What is being asked » Find the lines holding the string "name" in the data, then copy all of them.

Task input »
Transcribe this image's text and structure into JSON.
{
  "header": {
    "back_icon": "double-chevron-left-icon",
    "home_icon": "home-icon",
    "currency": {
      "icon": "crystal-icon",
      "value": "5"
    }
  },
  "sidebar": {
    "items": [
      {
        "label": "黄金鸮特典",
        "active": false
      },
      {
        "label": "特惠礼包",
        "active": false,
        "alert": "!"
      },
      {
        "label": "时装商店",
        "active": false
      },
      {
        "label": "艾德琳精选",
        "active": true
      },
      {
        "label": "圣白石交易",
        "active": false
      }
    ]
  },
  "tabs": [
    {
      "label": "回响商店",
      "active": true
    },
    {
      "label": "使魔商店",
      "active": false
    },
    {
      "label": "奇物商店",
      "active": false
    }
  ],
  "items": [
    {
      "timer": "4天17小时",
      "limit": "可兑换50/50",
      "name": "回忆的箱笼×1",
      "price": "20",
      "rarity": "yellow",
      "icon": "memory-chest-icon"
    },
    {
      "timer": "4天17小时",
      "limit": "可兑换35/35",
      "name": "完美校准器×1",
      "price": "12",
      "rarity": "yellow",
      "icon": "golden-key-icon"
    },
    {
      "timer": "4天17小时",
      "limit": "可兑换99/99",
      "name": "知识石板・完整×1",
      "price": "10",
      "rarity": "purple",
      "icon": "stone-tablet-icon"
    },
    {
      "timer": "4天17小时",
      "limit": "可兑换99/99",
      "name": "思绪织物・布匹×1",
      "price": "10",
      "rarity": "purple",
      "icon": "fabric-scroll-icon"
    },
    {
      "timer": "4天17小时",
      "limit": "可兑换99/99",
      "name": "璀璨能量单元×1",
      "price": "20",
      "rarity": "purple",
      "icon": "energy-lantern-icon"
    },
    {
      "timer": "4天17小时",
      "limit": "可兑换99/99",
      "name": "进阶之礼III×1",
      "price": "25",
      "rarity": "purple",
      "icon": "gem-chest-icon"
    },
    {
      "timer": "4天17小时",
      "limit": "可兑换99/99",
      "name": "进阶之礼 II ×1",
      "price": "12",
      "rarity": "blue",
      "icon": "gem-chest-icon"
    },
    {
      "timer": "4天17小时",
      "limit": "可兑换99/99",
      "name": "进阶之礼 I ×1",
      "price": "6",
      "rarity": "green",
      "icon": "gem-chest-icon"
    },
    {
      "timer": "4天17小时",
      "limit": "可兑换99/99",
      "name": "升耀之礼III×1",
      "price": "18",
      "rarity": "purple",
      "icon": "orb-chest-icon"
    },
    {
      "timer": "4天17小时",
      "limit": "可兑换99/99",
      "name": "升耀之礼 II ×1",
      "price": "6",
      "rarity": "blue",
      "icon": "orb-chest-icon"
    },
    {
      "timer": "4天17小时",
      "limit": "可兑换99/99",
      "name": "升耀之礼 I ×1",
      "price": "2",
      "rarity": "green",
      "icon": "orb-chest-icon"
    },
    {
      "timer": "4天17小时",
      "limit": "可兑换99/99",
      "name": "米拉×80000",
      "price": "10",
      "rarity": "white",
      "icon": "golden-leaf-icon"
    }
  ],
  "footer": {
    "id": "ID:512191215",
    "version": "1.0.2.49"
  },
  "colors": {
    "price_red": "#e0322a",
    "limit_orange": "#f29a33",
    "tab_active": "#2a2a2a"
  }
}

Answer for this exercise »
      "name": "回忆的箱笼×1",
      "name": "完美校准器×1",
      "name": "知识石板・完整×1",
      "name": "思绪织物・布匹×1",
      "name": "璀璨能量单元×1",
      "name": "进阶之礼III×1",
      "name": "进阶之礼 II ×1",
      "name": "进阶之礼 I ×1",
      "name": "升耀之礼III×1",
      "name": "升耀之礼 II ×1",
      "name": "升耀之礼 I ×1",
      "name": "米拉×80000",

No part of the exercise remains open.